1 cup caramelized onions (about 4 medium onions)
1 diced apple (use a baking variety that won’t turn to complete mush)
8 oz creme fraiche
4 strips of bacon
10 ounces Cambozola cheese
1 deep pie crust, or 2 flatter ones.
Pinch of dried thyme
Salt and pepper
Preheat oven to 400°F
Since we’ve already dealt with the serious cooking part of this recipe, the rest is mainly assembly. Whisk the eggs and creme fraiche together along with the herbs and seasonings until combined. Creme fraiche is readily available in most supermarkets these days, try looking for it near the fancy cheese. If you don’t have any creme fraiche substitute heavy cream, but do not use sour creme as some recipes suggest. Spread the onion and apple mixture evenly in the bottom of the pie crust(s), crumble the bacon over the top, then add little blobs of the soft cheese all around. Pour the egg mixture over the top. Back for about 30-40 minutes until the top is nicely browned. If your oven is as crappy as mine, make sure and turn the pan after about 20 minutes to ensure semi-even cooking. That’s all there is to it. Let it cool until about room temperature and serve.
Note that I did not say anything about the crust, other than that it is required. Obviously the better the crust is, the better the dish will be. There are a million pie crust recipes available on the Web, just have Senor Google fetch you one. I prefer Alton Brown’s personally, but I have to confess that I have no problem with using a store bought crust for this dish. In fact, I made two of these with store brand frozen crusts the other night for a sparkling wine tasting, and Amy took the extra one into work.

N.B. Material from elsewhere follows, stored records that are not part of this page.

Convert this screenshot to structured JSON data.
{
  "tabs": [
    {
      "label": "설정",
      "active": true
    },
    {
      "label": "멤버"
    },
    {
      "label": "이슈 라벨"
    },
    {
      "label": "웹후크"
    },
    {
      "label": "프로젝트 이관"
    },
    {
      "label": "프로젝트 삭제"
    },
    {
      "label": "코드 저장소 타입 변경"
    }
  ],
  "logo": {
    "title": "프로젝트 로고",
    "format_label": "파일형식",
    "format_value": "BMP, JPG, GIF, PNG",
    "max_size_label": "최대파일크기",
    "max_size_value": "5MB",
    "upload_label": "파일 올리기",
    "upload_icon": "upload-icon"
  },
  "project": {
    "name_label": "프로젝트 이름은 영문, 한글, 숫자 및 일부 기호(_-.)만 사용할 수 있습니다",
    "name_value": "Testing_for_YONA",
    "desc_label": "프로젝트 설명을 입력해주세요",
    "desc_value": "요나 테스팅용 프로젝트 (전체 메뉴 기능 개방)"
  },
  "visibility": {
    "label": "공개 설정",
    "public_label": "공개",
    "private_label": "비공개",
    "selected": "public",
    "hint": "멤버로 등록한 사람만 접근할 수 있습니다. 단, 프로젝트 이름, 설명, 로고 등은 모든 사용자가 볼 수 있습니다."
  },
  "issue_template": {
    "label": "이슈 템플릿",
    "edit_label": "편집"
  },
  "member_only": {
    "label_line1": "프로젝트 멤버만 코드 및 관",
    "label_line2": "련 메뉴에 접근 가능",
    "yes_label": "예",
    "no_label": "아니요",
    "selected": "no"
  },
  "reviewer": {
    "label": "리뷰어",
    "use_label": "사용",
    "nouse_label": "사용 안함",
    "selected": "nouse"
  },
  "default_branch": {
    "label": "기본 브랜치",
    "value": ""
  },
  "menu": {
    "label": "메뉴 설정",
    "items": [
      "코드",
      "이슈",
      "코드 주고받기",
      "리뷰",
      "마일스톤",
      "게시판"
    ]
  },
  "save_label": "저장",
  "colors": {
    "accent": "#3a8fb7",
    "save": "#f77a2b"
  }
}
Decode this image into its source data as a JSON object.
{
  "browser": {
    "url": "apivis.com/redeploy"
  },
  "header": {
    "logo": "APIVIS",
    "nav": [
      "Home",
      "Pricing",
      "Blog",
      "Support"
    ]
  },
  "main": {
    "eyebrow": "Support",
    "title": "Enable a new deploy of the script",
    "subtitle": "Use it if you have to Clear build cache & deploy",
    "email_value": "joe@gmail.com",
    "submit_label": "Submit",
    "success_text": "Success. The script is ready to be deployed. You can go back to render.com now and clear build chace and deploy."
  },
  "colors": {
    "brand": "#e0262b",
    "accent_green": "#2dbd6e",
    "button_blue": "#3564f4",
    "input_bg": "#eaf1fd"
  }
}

After tasting it one of her co-workers told her, “Dude, I want your husband in the worst way!” (Imagine what serving this at a New Year’s Party might get you?) Apparently Amy was too much of a lady to reply, “Dude, at his age that’s the only way!” Well, if she did reply that way, she was at least enough of a lady not to to tell me she said it.